What you will do:
Print out the data below. Do not alter a single line.

[Page and application data records]
▬▬▬▬▬▬
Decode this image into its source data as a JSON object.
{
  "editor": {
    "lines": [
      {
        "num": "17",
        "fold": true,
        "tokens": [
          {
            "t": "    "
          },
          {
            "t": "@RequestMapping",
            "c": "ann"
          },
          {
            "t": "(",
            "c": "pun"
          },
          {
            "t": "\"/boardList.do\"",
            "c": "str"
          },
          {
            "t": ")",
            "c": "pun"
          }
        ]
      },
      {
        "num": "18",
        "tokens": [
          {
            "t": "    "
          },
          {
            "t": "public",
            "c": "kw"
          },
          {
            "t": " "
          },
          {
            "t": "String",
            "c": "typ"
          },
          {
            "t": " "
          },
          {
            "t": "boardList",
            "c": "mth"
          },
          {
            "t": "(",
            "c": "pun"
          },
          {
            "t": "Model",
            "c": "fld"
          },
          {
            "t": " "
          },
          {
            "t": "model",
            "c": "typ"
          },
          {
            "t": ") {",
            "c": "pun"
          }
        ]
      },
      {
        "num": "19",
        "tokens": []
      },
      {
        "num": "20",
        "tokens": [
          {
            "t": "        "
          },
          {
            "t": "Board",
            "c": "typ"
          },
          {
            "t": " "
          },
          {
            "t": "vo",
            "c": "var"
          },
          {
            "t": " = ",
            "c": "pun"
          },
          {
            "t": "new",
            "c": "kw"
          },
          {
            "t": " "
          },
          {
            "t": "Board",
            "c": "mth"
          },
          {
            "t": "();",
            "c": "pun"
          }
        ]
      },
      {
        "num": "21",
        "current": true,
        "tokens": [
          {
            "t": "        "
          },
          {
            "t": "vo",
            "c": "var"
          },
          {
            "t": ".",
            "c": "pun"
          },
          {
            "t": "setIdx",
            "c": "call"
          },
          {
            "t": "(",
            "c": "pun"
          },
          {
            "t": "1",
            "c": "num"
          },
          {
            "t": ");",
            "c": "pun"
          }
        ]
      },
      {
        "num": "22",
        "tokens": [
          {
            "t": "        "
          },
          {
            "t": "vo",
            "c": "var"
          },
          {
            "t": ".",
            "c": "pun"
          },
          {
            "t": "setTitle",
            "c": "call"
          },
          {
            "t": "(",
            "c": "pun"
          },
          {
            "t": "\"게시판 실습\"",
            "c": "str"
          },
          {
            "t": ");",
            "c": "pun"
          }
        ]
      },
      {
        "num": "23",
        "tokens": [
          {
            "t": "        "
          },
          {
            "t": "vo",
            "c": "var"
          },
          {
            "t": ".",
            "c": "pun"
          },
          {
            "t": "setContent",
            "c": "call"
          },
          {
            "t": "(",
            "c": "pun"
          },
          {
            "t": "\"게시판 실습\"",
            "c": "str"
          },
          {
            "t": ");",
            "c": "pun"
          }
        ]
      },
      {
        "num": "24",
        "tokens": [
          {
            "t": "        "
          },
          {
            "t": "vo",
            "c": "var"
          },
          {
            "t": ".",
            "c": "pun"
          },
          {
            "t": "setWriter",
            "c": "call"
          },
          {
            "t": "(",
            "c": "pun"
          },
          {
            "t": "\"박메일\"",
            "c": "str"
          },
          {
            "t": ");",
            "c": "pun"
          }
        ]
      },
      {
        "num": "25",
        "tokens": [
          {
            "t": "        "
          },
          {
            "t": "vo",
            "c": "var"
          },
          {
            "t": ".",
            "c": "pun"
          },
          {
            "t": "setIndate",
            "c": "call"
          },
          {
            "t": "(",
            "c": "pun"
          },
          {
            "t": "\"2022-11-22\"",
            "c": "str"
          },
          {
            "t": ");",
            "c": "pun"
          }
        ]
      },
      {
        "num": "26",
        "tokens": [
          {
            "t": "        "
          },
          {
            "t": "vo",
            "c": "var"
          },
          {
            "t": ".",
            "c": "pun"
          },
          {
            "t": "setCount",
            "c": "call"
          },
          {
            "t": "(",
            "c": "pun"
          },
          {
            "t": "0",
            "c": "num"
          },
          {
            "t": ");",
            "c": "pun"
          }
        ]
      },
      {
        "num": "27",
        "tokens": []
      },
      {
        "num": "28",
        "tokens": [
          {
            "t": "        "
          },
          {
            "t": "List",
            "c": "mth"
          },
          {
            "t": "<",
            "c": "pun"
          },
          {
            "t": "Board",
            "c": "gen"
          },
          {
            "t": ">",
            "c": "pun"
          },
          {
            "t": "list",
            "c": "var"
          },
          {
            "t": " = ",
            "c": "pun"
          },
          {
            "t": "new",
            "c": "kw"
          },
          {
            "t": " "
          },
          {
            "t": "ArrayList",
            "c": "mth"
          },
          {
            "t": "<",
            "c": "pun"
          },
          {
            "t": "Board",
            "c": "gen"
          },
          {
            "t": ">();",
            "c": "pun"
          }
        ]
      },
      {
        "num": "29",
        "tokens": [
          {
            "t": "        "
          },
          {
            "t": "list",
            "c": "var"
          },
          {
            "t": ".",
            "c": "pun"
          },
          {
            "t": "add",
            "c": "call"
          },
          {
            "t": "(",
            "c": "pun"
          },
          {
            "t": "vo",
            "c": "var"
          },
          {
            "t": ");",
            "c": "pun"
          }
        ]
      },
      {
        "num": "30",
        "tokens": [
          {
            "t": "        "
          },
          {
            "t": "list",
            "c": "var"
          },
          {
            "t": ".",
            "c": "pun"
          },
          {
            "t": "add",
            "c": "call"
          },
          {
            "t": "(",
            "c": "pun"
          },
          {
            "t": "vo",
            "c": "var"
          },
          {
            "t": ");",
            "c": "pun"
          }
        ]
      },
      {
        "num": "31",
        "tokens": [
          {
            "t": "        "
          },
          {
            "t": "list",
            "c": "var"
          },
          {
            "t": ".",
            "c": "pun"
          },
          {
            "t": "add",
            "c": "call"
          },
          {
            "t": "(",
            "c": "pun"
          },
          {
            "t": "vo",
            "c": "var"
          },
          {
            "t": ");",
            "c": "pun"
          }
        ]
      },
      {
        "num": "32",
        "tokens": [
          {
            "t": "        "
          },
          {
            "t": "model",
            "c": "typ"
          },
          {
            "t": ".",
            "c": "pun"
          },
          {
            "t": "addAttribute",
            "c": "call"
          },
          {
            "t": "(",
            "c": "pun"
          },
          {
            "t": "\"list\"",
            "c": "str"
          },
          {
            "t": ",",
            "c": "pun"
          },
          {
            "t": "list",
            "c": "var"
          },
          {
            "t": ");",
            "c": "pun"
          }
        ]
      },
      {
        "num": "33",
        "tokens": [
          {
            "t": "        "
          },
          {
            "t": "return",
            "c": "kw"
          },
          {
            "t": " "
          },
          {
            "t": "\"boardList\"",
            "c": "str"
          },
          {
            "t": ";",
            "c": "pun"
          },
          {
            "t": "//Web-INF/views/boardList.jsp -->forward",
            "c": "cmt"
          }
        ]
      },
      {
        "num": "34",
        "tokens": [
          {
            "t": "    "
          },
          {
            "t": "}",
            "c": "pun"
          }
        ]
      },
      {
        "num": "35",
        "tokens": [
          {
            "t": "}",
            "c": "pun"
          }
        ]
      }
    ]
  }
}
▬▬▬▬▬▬
Solution for this problem:
Decode this image into its source data as a JSON object.
{
  "editor": {
    "lines": [
      {
        "num": "17",
        "fold": true,
        "tokens": [
          {
            "t": "    "
          },
          {
            "t": "@RequestMapping",
            "c": "ann"
          },
          {
            "t": "(",
            "c": "pun"
          },
          {
            "t": "\"/boardList.do\"",
            "c": "str"
          },
          {
            "t": ")",
            "c": "pun"
          }
        ]
      },
      {
        "num": "18",
        "tokens": [
          {
            "t": "    "
          },
          {
            "t": "public",
            "c": "kw"
          },
          {
            "t": " "
          },
          {
            "t": "String",
            "c": "typ"
          },
          {
            "t": " "
          },
          {
            "t": "boardList",
            "c": "mth"
          },
          {
            "t": "(",
            "c": "pun"
          },
          {
            "t": "Model",
            "c": "fld"
          },
          {
            "t": " "
          },
          {
            "t": "model",
            "c": "typ"
          },
          {
            "t": ") {",
            "c": "pun"
          }
        ]
      },
      {
        "num": "19",
        "tokens": []
      },
      {
        "num": "20",
        "tokens": [
          {
            "t": "        "
          },
          {
            "t": "Board",
            "c": "typ"
          },
          {
            "t": " "
          },
          {
            "t": "vo",
            "c": "var"
          },
          {
            "t": " = ",
            "c": "pun"
          },
          {
            "t": "new",
            "c": "kw"
          },
          {
            "t": " "
          },
          {
            "t": "Board",
            "c": "mth"
          },
          {
            "t": "();",
            "c": "pun"
          }
        ]
      },
      {
        "num": "21",
        "current": true,
        "tokens": [
          {
            "t": "        "
          },
          {
            "t": "vo",
            "c": "var"
          },
          {
            "t": ".",
            "c": "pun"
          },
          {
            "t": "setIdx",
            "c": "call"
          },
          {
            "t": "(",
            "c": "pun"
          },
          {
            "t": "1",
            "c": "num"
          },
          {
            "t": ");",
            "c": "pun"
          }
        ]
      },
      {
        "num": "22",
        "tokens": [
          {
            "t": "        "
          },
          {
            "t": "vo",
            "c": "var"
          },
          {
            "t": ".",
            "c": "pun"
          },
          {
            "t": "setTitle",
            "c": "call"
          },
          {
            "t": "(",
            "c": "pun"
          },
          {
            "t": "\"게시판 실습\"",
            "c": "str"
          },
          {
            "t": ");",
            "c": "pun"
          }
        ]
      },
      {
        "num": "23",
        "tokens": [
          {
            "t": "        "
          },
          {
            "t": "vo",
            "c": "var"
          },
          {
            "t": ".",
            "c": "pun"
          },
          {
            "t": "setContent",
            "c": "call"
          },
          {
            "t": "(",
            "c": "pun"
          },
          {
            "t": "\"게시판 실습\"",
            "c": "str"
          },
          {
            "t": ");",
            "c": "pun"
          }
        ]
      },
      {
        "num": "24",
        "tokens": [
          {
            "t": "        "
          },
          {
            "t": "vo",
            "c": "var"
          },
          {
            "t": ".",
            "c": "pun"
          },
          {
            "t": "setWriter",
            "c": "call"
          },
          {
            "t": "(",
            "c": "pun"
          },
          {
            "t": "\"박메일\"",
            "c": "str"
          },
          {
            "t": ");",
            "c": "pun"
          }
        ]
      },
      {
        "num": "25",
        "tokens": [
          {
            "t": "        "
          },
          {
            "t": "vo",
            "c": "var"
          },
          {
            "t": ".",
            "c": "pun"
          },
          {
            "t": "setIndate",
            "c": "call"
          },
          {
            "t": "(",
            "c": "pun"
          },
          {
            "t": "\"2022-11-22\"",
            "c": "str"
          },
          {
            "t": ");",
            "c": "pun"
          }
        ]
      },
      {
        "num": "26",
        "tokens": [
          {
            "t": "        "
          },
          {
            "t": "vo",
            "c": "var"
          },
          {
            "t": ".",
            "c": "pun"
          },
          {
            "t": "setCount",
            "c": "call"
          },
          {
            "t": "(",
            "c": "pun"
          },
          {
            "t": "0",
            "c": "num"
          },
          {
            "t": ");",
            "c": "pun"
          }
        ]
      },
      {
        "num": "27",
        "tokens": []
      },
      {
        "num": "28",
        "tokens": [
          {
            "t": "        "
          },
          {
            "t": "List",
            "c": "mth"
          },
          {
            "t": "<",
            "c": "pun"
          },
          {
            "t": "Board",
            "c": "gen"
          },
          {
            "t": ">",
            "c": "pun"
          },
          {
            "t": "list",
            "c": "var"
          },
          {
            "t": " = ",
            "c": "pun"
          },
          {
            "t": "new",
            "c": "kw"
          },
          {
            "t": " "
          },
          {
            "t": "ArrayList",
            "c": "mth"
          },
          {
            "t": "<",
            "c": "pun"
          },
          {
            "t": "Board",
            "c": "gen"
          },
          {
            "t": ">();",
            "c": "pun"
          }
        ]
      },
      {
        "num": "29",
        "tokens": [
          {
            "t": "        "
          },
          {
            "t": "list",
            "c": "var"
          },
          {
            "t": ".",
            "c": "pun"
          },
          {
            "t": "add",
            "c": "call"
          },
          {
            "t": "(",
            "c": "pun"
          },
          {
            "t": "vo",
            "c": "var"
          },
          {
            "t": ");",
            "c": "pun"
          }
        ]
      },
      {
        "num": "30",
        "tokens": [
          {
            "t": "        "
          },
          {
            "t": "list",
            "c": "var"
          },
          {
            "t": ".",
            "c": "pun"
          },
          {
            "t": "add",
            "c": "call"
          },
          {
            "t": "(",
            "c": "pun"
          },
          {
            "t": "vo",
            "c": "var"
          },
          {
            "t": ");",
            "c": "pun"
          }
        ]
      },
      {
        "num": "31",
        "tokens": [
          {
            "t": "        "
          },
          {
            "t": "list",
            "c": "var"
          },
          {
            "t": ".",
            "c": "pun"
          },
          {
            "t": "add",
            "c": "call"
          },
          {
            "t": "(",
            "c": "pun"
          },
          {
            "t": "vo",
            "c": "var"
          },
          {
            "t": ");",
            "c": "pun"
          }
        ]
      },
      {
        "num": "32",
        "tokens": [
          {
            "t": "        "
          },
          {
            "t": "model",
            "c": "typ"
          },
          {
            "t": ".",
            "c": "pun"
          },
          {
            "t": "addAttribute",
            "c": "call"
          },
          {
            "t": "(",
            "c": "pun"
          },
          {
            "t": "\"list\"",
            "c": "str"
          },
          {
            "t": ",",
            "c": "pun"
          },
          {
            "t": "list",
            "c": "var"
          },
          {
            "t": ");",
            "c": "pun"
          }
        ]
      },
      {
        "num": "33",
        "tokens": [
          {
            "t": "        "
          },
          {
            "t": "return",
            "c": "kw"
          },
          {
            "t": " "
          },
          {
            "t": "\"boardList\"",
            "c": "str"
          },
          {
            "t": ";",
            "c": "pun"
          },
          {
            "t": "//Web-INF/views/boardList.jsp -->forward",
            "c": "cmt"
          }
        ]
      },
      {
        "num": "34",
        "tokens": [
          {
            "t": "    "
          },
          {
            "t": "}",
            "c": "pun"
          }
        ]
      },
      {
        "num": "35",
        "tokens": [
          {
            "t": "}",
            "c": "pun"
          }
        ]
      }
    ]
  }
}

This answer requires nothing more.